Western Communications on the brink...local newspapers facing closure.

Yes, another one:

Back Taxes Threaten To Bury Bend Bulletin Owners

The melodrama is strong with the narrative spin:

Western Communications runs seven newspapers across the West, but each one is a local institution made up of actual human beings — people like Geoff at the Redmond Spokesman, Patty at the Baker City Herald, Judi with the Bend Bulletin, Karen from the La Grande Observer, Jessica at the Del Norte Triplicate, Lyn at the Union Democrat or maybe Jane with the Curry Coastal Pilot.

These papers serve communities where no one else consistently reports the news. Meanwhile, their parent company has been existing on the brink of foreclosure. Western Communications hasn’t paid nearly $1 million owed in local property taxes and interest. The company is between three and five years behind on taxes in five different counties across Oregon and California.
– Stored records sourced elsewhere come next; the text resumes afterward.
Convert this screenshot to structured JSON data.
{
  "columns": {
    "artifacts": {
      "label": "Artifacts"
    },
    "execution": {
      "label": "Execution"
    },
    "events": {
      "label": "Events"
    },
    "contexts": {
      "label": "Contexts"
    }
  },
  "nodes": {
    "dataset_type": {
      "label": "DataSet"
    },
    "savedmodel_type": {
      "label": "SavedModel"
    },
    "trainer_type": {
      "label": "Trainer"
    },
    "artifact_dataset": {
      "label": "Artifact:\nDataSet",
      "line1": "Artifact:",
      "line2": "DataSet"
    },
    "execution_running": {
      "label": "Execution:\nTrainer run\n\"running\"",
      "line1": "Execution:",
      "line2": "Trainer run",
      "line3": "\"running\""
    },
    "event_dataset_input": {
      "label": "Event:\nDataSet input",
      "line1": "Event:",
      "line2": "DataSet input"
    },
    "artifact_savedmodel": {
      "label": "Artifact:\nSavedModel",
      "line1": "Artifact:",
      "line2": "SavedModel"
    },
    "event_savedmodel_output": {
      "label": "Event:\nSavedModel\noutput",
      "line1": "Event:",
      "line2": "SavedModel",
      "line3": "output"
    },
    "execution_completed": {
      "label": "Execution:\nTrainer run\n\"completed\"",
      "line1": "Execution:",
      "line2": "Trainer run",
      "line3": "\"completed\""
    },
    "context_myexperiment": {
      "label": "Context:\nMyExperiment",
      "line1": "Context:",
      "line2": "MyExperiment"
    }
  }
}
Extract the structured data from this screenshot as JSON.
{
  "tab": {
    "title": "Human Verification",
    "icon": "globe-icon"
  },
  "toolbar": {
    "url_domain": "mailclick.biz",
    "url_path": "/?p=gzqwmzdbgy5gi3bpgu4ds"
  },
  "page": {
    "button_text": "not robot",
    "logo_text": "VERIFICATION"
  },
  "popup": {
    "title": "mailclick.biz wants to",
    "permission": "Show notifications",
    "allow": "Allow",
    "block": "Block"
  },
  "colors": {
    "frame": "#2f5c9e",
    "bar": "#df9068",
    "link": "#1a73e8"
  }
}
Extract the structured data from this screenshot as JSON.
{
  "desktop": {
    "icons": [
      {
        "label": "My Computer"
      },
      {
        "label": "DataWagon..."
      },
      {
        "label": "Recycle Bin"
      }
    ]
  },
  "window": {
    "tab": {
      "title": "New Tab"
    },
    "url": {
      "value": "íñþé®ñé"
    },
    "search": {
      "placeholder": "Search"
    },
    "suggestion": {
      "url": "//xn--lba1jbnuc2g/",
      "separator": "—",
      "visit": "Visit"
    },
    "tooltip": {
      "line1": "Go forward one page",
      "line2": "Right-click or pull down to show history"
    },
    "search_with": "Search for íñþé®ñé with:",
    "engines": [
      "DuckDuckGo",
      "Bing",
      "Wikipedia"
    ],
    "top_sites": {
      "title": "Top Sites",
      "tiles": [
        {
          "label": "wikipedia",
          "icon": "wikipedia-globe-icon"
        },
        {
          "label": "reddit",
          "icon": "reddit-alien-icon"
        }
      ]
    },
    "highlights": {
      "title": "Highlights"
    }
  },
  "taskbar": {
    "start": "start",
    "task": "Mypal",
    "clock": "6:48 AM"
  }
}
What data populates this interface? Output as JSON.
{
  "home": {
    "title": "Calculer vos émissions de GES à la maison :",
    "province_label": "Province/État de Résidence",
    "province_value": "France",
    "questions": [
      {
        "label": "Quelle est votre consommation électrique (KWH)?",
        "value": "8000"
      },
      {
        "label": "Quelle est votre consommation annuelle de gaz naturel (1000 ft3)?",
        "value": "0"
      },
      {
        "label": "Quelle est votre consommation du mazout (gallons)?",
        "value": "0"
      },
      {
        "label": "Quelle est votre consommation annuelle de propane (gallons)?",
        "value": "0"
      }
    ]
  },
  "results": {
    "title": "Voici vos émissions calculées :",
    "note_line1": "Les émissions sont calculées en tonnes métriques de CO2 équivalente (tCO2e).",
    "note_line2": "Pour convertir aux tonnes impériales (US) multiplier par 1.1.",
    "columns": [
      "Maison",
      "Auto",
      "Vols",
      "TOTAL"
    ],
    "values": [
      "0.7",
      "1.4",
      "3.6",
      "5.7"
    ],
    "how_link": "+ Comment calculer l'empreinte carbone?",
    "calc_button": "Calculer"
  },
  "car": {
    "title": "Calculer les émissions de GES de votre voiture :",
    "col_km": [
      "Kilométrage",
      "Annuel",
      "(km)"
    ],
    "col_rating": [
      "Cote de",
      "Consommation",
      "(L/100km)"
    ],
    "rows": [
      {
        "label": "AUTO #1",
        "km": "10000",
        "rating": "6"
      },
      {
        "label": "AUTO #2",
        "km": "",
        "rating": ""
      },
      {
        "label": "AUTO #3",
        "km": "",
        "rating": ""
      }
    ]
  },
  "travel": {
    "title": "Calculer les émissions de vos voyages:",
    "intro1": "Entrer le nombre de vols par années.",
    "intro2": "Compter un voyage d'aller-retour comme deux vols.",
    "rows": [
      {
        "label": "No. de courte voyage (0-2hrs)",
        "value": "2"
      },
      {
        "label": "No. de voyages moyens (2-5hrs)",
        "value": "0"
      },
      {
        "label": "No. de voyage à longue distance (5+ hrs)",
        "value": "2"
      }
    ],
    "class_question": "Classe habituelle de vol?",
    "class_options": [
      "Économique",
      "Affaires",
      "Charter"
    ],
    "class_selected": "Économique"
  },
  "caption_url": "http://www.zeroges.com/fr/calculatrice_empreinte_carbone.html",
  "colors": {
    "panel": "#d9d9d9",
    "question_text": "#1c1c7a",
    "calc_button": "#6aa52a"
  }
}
No one else? I think social media took up a lot of the slack. The amateurs took over, kids!

But in that passage something interesting: for all the talk that media companies were making truckloads of money and were just being stingy with newsrooms, we can see that’s not quite the case.

For all the talk how the New York Times and Washington Post are “doing well”, it is a myth. What you are seeing is people who still use those products getting pooled to well-known properties so they can still do the old-fashioned, “Did you read…?” convos and have a better chance of someone saying, “Yes.” That is an aging readership and not a long-term foundation. When even that proves wanting, that will go.

Comic books had that niche and the reason why we ended up with just DC and Marvel dominating — it becomes an obscure specialty. Once upon a time, vinyl was standard, then it survived with a small niche, but it never actually stayed relevant.

Journalism isn’t going to have that luck. Music and comics were never dependent on hooking audiences with local. News is. “Far away” issues do not have the same pull, and it is easier for attention to wander away. A national story grips for a short spell, and then there is no guarantee the next one will grab interest. Local kept the interest going, and now that there is definitive proof that local is done, the major outlets are going to see the same fate, and many already are.

It is no different than a human body that is bedridden and cannot move. If the smaller veins die out, the big ones follow. They push for awhile, taking on more of the load for survival, but in the end, they die out, too.

I have literally been writing about this online and in book form for a quarter century. Repeatedly. I have sounded the alarm clinically. I have said it kindly. I have said it passionately. I have even said it angrily.

You cannot get through to the arrogant, however.

But no one can say that I didn’t say it — or say it first…